By Rob Pearson
CALGARY — The Besnard Lakes are a band with a righteous mission. Since 2003 they have taken their time to build and shape their dense psychedelic grooves into wave after wave of meditative, yet obliterating crescendos. Whether experienced live, or lying on your bed with your eyes closed and headphones turned way up, these songs overwhelm the senses and wash over the listener with a sense of surrender akin to a blissful calm amidst devastating catastrophe. Jace Lasek (guitar, vocals, production) explains to BeatRoute, that a great deal of their musical inspiration is derived from their time spent camping at the lake in northern Saskatchewan from which they derive their name.

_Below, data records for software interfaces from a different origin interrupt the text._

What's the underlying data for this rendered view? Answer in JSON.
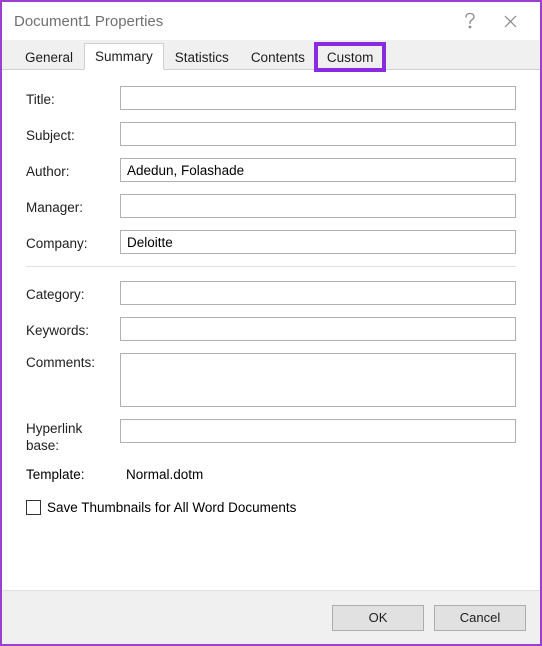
{
  "titlebar": {
    "title": "Document1 Properties"
  },
  "tabs": {
    "general": "General",
    "summary": "Summary",
    "statistics": "Statistics",
    "contents": "Contents",
    "custom": "Custom"
  },
  "fields": {
    "title_label": "Title:",
    "title_value": "",
    "subject_label": "Subject:",
    "subject_value": "",
    "author_label": "Author:",
    "author_value": "Adedun, Folashade",
    "manager_label": "Manager:",
    "manager_value": "",
    "company_label": "Company:",
    "company_value": "Deloitte",
    "category_label": "Category:",
    "category_value": "",
    "keywords_label": "Keywords:",
    "keywords_value": "",
    "comments_label": "Comments:",
    "comments_value": "",
    "hyperlink_label": "Hyperlink\nbase:",
    "hyperlink_value": "",
    "template_label": "Template:",
    "template_value": "Normal.dotm"
  },
  "checkbox": {
    "label": "Save Thumbnails for All Word Documents",
    "checked": false
  },
  "buttons": {
    "ok": "OK",
    "cancel": "Cancel"
  }
}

“We have a permanent campsite up there, so we make the pilgrimage from Montreal every year. We try and take about two or three weeks off and just go up there,” Lasek says.
“Everybody’s got to get away for a little bit, walk away from this crazy world. It’s hard to get your mind off of checking your phone all the time, and checking your emails. You can’t do that up there, so you just kind of sit in beautiful silence — it’s amazing.”
Attempting to bottle the feeling of serenity that they find there, the band then sets to work, passionately constructing the songs that will share the experience with their audience. Their aim is not exactly political, but intentionally disruptive to the oftentimes-relentless routines of daily urban life.
“It’s an extension of going up to Besnard Lakes. We really want people to feel that sort of blissful moment where there’s not a care in the world, and you don’t think about anything except for the moment that you’re actually in right now, at the show. We want people to get lost — for an hour, hour and a half, or two hours — in our music, to try and help people forget the pains of the world.”
In the past, The Besnard Lakes have employed more occult and surreptitious means of intervening in the reality of their fans, like engraving magically imbued symbols called sigils onto little tags and distributing them with limited edition vinyl. Their music however remains their most powerful medium for magic.
“Visual art is interesting because you can stare at something for a while and it’ll make you feel a certain way. Music is a bit more forceful in that it’s intangible. It’s created, but you can’t grasp it, it engulfs you physically and you can feel it. It’s really special and magical for us.”
The Besnard Lakes perform at The Palomino on June 23rd as part of Sled Island.AB, Alberta, Palomino, Sled Island 2016, The Besnard Lakes